According to an analysis of Class I drug recalls made over nine years, many of the FDA-approved products that were recalled during that period weren’t actually medications for diseases and other medical conditions. Rather, they were “adulterated dietary supplements,” such as sexual enhancement, body building, and weight loss pills.
Of the 465 recalled drugs examined in the study, 237 were supplements, and the actual number of recalled supplements is likely much higher considering that the study was limited to only one drug class. The findings led researchers to call for “more stringent enforcement” of rules governing the dietary supplement industry, as well as additional regulations for those products that more closely follow the standards used for pharmaceutical drugs. Supplements currently don’t have to undergo the same rigorous safety trials as medication does, leading some public health advocates to worry that unsafe products may be bypassing scrutiny before being released into the market.
The FDA’s comparatively lax regulation of supplements has sparked some recent controversy over energy products like Monster and 5 Hour Energy. Although those drinks have sent Americans to the emergency room by the thousands, the FDA still doesn’t have much oversight over them. Energy products may contain little-known ingredients such as taurine without manufacturers being forced to prove their safety.
This lack of prospective testing leads to a dynamic in which unsafe products often aren’t identified before they’re available for purchase and have already caused consumers medical harm. For example, the FDA finally issued a warning for the common workout supplement ingredient DMAA just this week after concluding that it may lead to an unhealthy rise in blood pressure. That warning — which doesn’t have enforcement power behind it, since it’s just an “advisory” statement and not a formal recall — was issued after the ingredient was legally used in products that are widely available at stores like GNC and the Vitamin Shoppe for over half a decade. During that time, the FDA received at least 86 reports of associated health concerns with products that use DMAA, including at least five deaths.

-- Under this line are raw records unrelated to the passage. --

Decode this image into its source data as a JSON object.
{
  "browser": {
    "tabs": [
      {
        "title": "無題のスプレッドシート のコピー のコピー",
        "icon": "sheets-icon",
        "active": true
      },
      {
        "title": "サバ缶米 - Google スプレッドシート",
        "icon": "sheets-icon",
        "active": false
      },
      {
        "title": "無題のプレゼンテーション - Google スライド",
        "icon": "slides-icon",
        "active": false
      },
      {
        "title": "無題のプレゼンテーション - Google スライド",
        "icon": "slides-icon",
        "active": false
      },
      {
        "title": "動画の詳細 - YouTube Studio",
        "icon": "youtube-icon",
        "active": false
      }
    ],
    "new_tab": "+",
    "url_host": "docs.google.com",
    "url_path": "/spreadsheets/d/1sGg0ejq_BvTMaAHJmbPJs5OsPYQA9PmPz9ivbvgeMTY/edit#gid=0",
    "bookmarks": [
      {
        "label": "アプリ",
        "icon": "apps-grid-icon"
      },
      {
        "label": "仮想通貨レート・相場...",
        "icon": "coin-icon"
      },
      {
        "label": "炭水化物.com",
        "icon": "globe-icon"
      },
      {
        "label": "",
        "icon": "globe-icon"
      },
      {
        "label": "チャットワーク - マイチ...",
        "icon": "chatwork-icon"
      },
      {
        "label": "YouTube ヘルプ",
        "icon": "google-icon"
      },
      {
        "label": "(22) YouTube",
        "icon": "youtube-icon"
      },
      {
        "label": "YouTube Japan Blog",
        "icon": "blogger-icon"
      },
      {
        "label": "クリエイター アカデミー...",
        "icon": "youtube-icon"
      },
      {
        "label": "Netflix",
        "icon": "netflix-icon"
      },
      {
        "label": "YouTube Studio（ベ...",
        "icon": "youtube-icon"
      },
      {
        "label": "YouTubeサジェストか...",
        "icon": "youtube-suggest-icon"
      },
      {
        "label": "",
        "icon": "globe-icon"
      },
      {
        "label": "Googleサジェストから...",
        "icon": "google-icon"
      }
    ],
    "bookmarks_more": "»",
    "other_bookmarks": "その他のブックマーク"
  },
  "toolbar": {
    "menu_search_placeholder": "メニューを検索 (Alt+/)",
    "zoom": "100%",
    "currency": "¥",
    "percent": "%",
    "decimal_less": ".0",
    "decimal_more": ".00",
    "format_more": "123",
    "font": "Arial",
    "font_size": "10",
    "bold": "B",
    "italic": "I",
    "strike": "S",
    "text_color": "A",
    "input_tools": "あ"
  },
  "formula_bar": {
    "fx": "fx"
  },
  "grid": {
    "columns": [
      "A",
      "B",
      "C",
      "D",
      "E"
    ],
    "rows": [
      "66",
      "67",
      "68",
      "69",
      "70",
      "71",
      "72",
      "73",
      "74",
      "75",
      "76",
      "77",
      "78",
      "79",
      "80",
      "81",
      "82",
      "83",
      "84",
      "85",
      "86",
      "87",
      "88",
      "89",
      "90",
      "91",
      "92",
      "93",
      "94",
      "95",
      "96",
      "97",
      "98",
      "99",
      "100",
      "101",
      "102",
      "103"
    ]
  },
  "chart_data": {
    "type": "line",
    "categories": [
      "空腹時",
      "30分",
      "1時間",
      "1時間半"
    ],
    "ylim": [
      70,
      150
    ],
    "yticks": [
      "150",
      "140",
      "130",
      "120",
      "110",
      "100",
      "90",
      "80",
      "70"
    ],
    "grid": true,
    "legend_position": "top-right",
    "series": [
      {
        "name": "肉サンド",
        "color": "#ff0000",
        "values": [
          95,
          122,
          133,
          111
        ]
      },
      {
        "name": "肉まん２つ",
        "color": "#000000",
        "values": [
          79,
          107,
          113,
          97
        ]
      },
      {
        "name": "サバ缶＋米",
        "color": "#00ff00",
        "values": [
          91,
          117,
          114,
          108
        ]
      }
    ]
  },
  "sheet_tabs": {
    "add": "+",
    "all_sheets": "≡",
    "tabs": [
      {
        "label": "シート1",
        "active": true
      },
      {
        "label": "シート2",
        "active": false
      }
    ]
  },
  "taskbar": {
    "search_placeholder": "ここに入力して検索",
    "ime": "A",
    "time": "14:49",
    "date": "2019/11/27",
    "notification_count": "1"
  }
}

More stringent safety testing requirements before DMAA’s general use might have revealed potential problems with the chemical at a much earlier stage — and that could very well extend to the rest of the FDA-recalled dietary supplements as well.